Exercise objective:
If a line in the listing below contains "placeholder", return that line.

+++ Listed records +++

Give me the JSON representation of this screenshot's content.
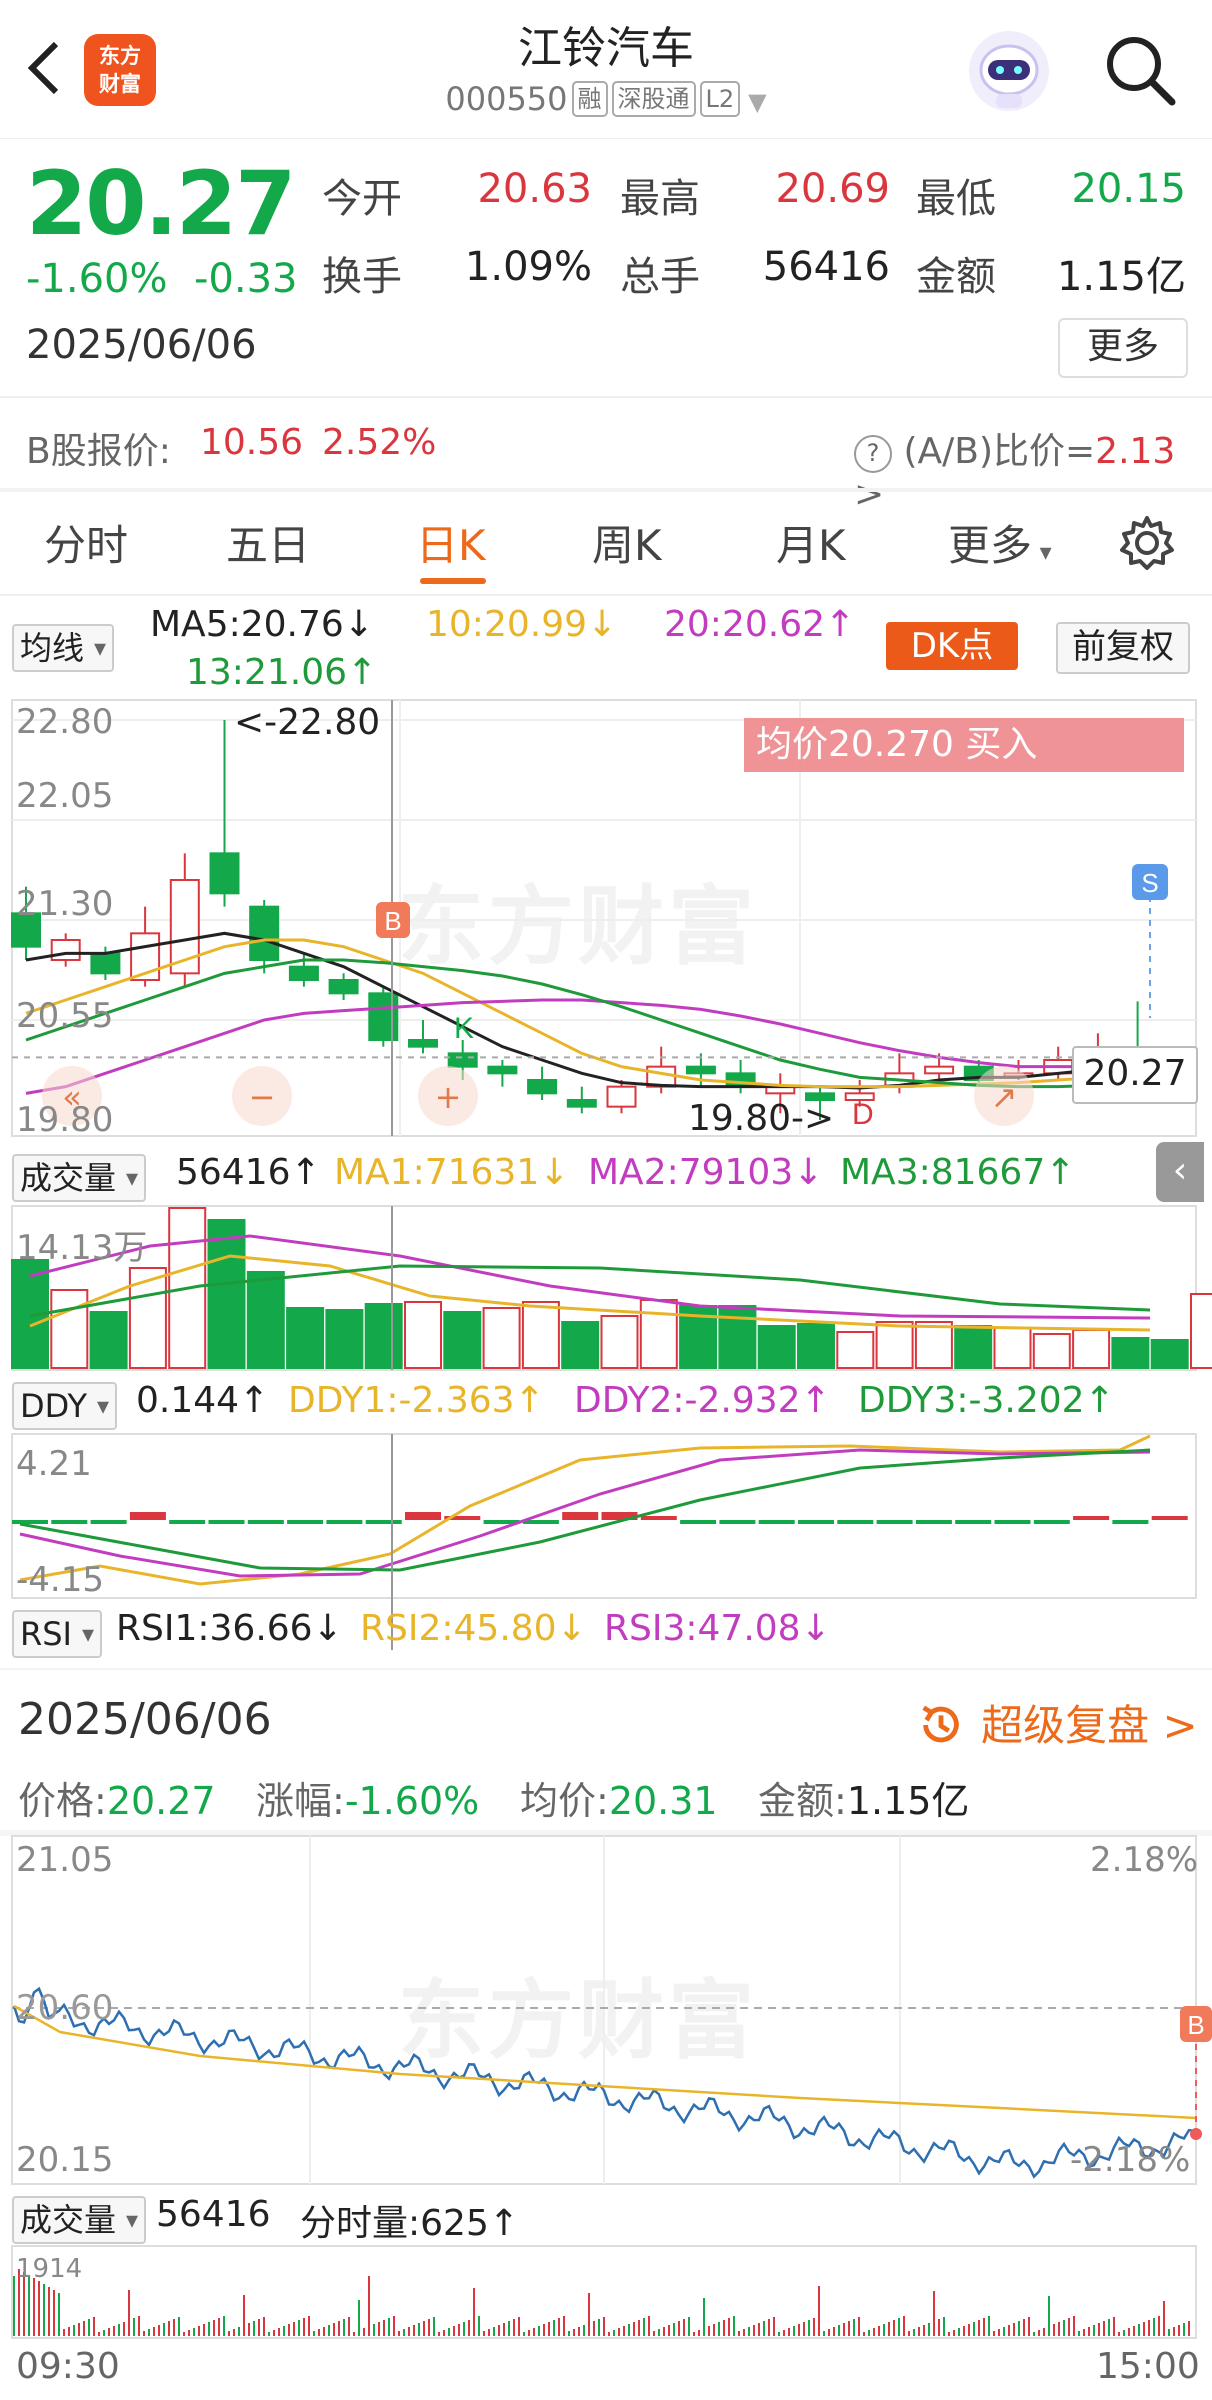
{
  "header": {
    "title": "江铃汽车",
    "code": "000550",
    "tags": [
      "融",
      "深股通",
      "L2"
    ],
    "logo_line1": "东方",
    "logo_line2": "财富"
  },
  "quote": {
    "price": "20.27",
    "change_pct": "-1.60%",
    "change_amt": "-0.33",
    "date": "2025/06/06",
    "open_label": "今开",
    "open": "20.63",
    "high_label": "最高",
    "high": "20.69",
    "low_label": "最低",
    "low": "20.15",
    "turnover_label": "换手",
    "turnover": "1.09%",
    "volume_label": "总手",
    "volume": "56416",
    "amount_label": "金额",
    "amount": "1.15亿",
    "more_label": "更多",
    "bshare_label": "B股报价:",
    "bshare_price": "10.56",
    "bshare_pct": "2.52%",
    "ab_ratio_label": "(A/B)比价=",
    "ab_ratio": "2.13",
    "ab_arrow": ">"
  },
  "tabs": [
    {
      "label": "分时"
    },
    {
      "label": "五日"
    },
    {
      "label": "日K"
    },
    {
      "label": "周K"
    },
    {
      "label": "月K"
    },
    {
      "label": "更多"
    }
  ],
  "kline": {
    "ma_selector": "均线",
    "ma5": "MA5:20.76↓",
    "ma10": "10:20.99↓",
    "ma20": "20:20.62↑",
    "ma13": "13:21.06↑",
    "dk_button": "DK点",
    "adjust_button": "前复权",
    "axis_top": "22.80",
    "axis_2": "22.05",
    "axis_3": "21.30",
    "axis_4": "20.55",
    "axis_bottom": "19.80",
    "max_note": "<-22.80",
    "min_note": "19.80->",
    "avg_banner": "均价20.270  买入",
    "last_price": "20.27",
    "watermark": "东方财富",
    "marker_b": "B",
    "marker_s": "S",
    "marker_k": "K",
    "marker_d": "D"
  },
  "volume": {
    "selector": "成交量",
    "value": "56416↑",
    "ma1": "MA1:71631↓",
    "ma2": "MA2:79103↓",
    "ma3": "MA3:81667↑",
    "axis_top": "14.13万"
  },
  "ddy": {
    "selector": "DDY",
    "value": "0.144↑",
    "ddy1": "DDY1:-2.363↑",
    "ddy2": "DDY2:-2.932↑",
    "ddy3": "DDY3:-3.202↑",
    "axis_top": "4.21",
    "axis_bottom": "-4.15"
  },
  "rsi": {
    "selector": "RSI",
    "rsi1": "RSI1:36.66↓",
    "rsi2": "RSI2:45.80↓",
    "rsi3": "RSI3:47.08↓"
  },
  "intraday": {
    "date": "2025/06/06",
    "replay_label": "超级复盘 >",
    "price_label": "价格:",
    "price": "20.27",
    "chg_label": "涨幅:",
    "chg": "-1.60%",
    "avg_label": "均价:",
    "avg": "20.31",
    "amt_label": "金额:",
    "amt": "1.15亿",
    "axis_high": "21.05",
    "axis_mid": "20.60",
    "axis_low": "20.15",
    "pct_high": "2.18%",
    "pct_low": "-2.18%",
    "marker_b": "B",
    "vol_selector": "成交量",
    "vol_value": "56416",
    "tick_vol": "分时量:625↑",
    "vol_axis_top": "1914",
    "time_start": "09:30",
    "time_end": "15:00"
  },
  "colors": {
    "up": "#d9363e",
    "down": "#13a84a",
    "accent": "#ec6a1a",
    "ma5": "#222222",
    "ma10": "#e8b52a",
    "ma20": "#c23cc0",
    "ma13": "#1f9a3b"
  }
}
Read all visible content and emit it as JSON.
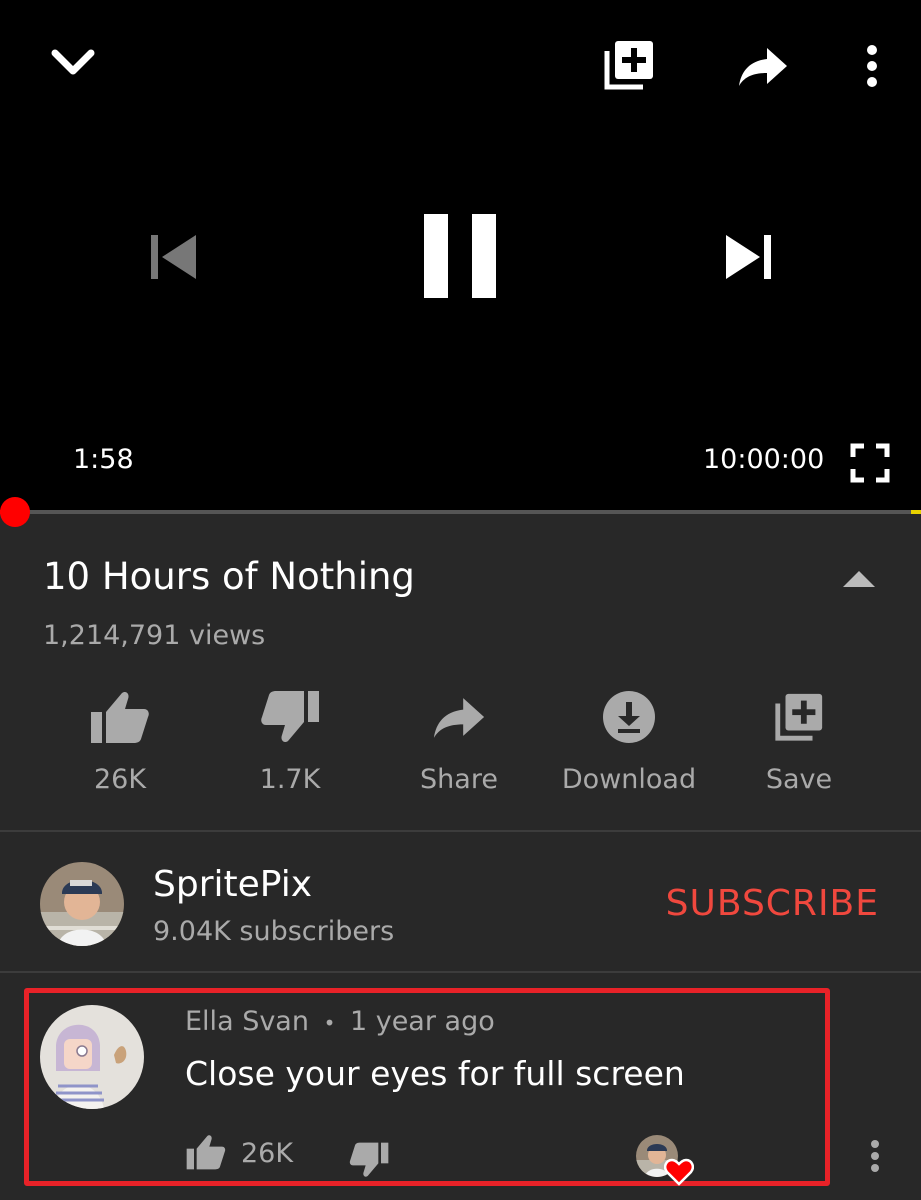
{
  "player": {
    "current_time": "1:58",
    "duration": "10:00:00",
    "progress": 0.0033
  },
  "video": {
    "title": "10 Hours of Nothing",
    "views": "1,214,791 views"
  },
  "actions": {
    "like_count": "26K",
    "dislike_count": "1.7K",
    "share_label": "Share",
    "download_label": "Download",
    "save_label": "Save"
  },
  "channel": {
    "name": "SpritePix",
    "subscribers": "9.04K subscribers",
    "subscribe_label": "SUBSCRIBE"
  },
  "comment": {
    "author": "Ella Svan",
    "separator": "•",
    "time_ago": "1 year ago",
    "text": "Close your eyes for full screen",
    "likes": "26K"
  },
  "colors": {
    "accent_red": "#ff0000",
    "subscribe_red": "#f0483e",
    "highlight_border": "#e82228",
    "background": "#282828"
  }
}
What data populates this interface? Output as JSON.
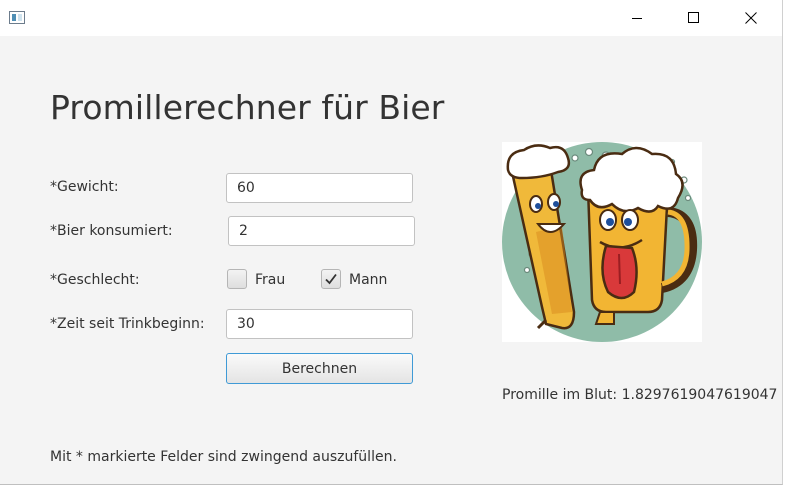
{
  "window": {
    "controls": {
      "minimize_icon": "minimize-icon",
      "maximize_icon": "maximize-icon",
      "close_icon": "close-icon"
    }
  },
  "heading": "Promillerechner für Bier",
  "form": {
    "weight": {
      "label": "*Gewicht:",
      "value": "60"
    },
    "beer": {
      "label": "*Bier konsumiert:",
      "value": "2"
    },
    "gender": {
      "label": "*Geschlecht:",
      "options": [
        {
          "label": "Frau",
          "checked": false
        },
        {
          "label": "Mann",
          "checked": true
        }
      ]
    },
    "time": {
      "label": "*Zeit seit Trinkbeginn:",
      "value": "30"
    },
    "calculate_label": "Berechnen"
  },
  "image": {
    "description_icon": "beer-mugs-illustration"
  },
  "result": "Promille im Blut: 1.8297619047619047",
  "footnote": "Mit * markierte Felder sind zwingend auszufüllen.",
  "colors": {
    "accent_border": "#3f9ad6",
    "background": "#f4f4f4",
    "text": "#333333",
    "illustration_circle": "#8fbca8"
  }
}
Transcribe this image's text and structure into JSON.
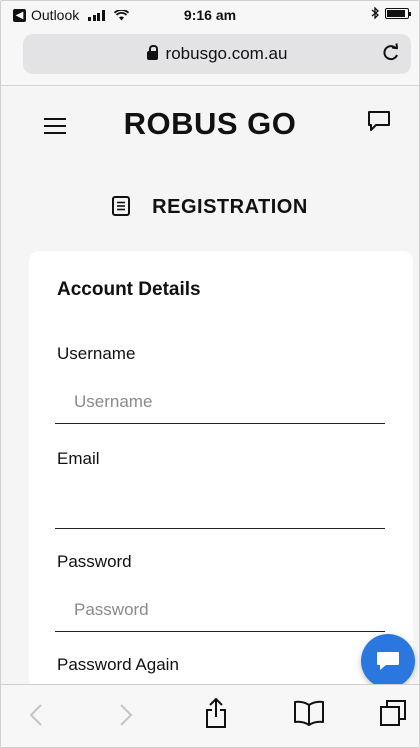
{
  "status_bar": {
    "carrier_app": "Outlook",
    "time": "9:16 am",
    "battery_level": 0.9
  },
  "browser": {
    "url": "robusgo.com.au"
  },
  "header": {
    "logo": "ROBUS GO"
  },
  "page": {
    "title": "REGISTRATION"
  },
  "form": {
    "section_title": "Account Details",
    "username": {
      "label": "Username",
      "placeholder": "Username",
      "value": ""
    },
    "email": {
      "label": "Email",
      "placeholder": "",
      "value": ""
    },
    "password": {
      "label": "Password",
      "placeholder": "Password",
      "value": ""
    },
    "password_again": {
      "label": "Password Again"
    }
  },
  "icons": {
    "status": [
      "back-to-app-icon",
      "signal-icon",
      "wifi-icon",
      "bluetooth-icon",
      "battery-icon"
    ],
    "browser": [
      "lock-icon",
      "reload-icon"
    ],
    "nav": [
      "hamburger-menu-icon",
      "chat-icon"
    ],
    "title": "document-icon",
    "toolbar": [
      "back-arrow-icon",
      "forward-arrow-icon",
      "share-icon",
      "bookmarks-icon",
      "tabs-icon"
    ],
    "fab": "chat-bubble-icon"
  },
  "colors": {
    "accent": "#2a78df",
    "page_background": "#f5f5f6",
    "card_background": "#ffffff"
  }
}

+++

Worked solution:
      "placeholder": "Username",
      "placeholder": "",
      "placeholder": "Password",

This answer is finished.